You don’t know what you’re going to say. You’ve contemplated this paper for a long time, procrastinating until there’s a weight on your chest that you know can only be lifted by the writing of four hundred words. A variety of topics are flitting around your brain: the standard persuasive paper, stating the “whys” of your argument to be in the class; the half-formed idea of some sort of great journey upon which you would gain the privilege to be in English III; or maybe you should write something to spice up the endeavor, something that rhymes or is written entirely as an alliteration. However, persuasive papers are, in your opinion, atrocious and sure to be massively overdone by the hopeful future members of the class. The journey, though entertaining in concept, is still quite fuzzy in plot and general message, and the paper of alliterations sounds like a dreadfully tedious task that will lead to an almost inevitably mediocre result.

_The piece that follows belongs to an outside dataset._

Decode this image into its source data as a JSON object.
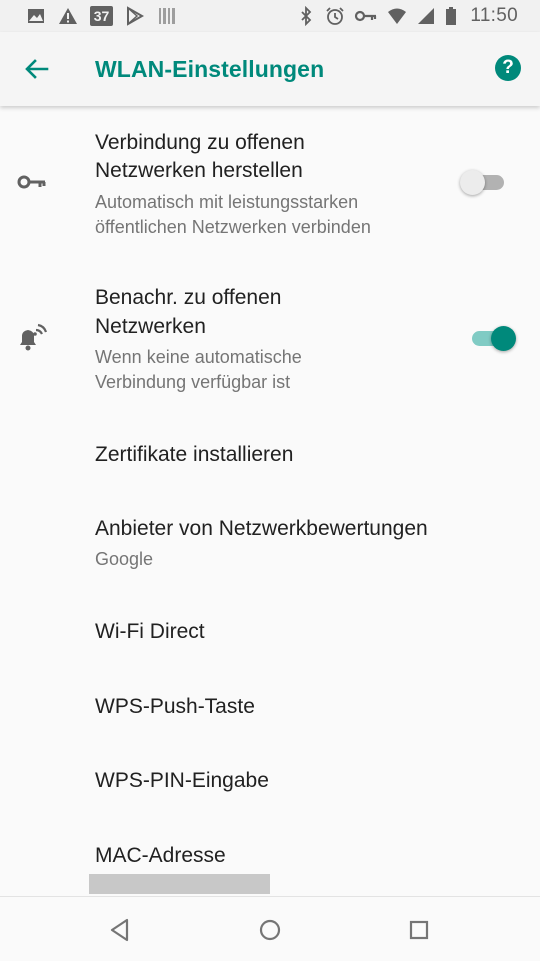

You erase the entirety of what you have typed and open a new Word document for good measure. Turning from the computer, you gaze around the room, letting everything drift from your mind. Your chest expands and contracts with a sigh. Now, you arch your fingers over the keyboard once again and decide to begin your much-deliberated paper by describing the state of your psyche:
At the beginning, it’s blank ….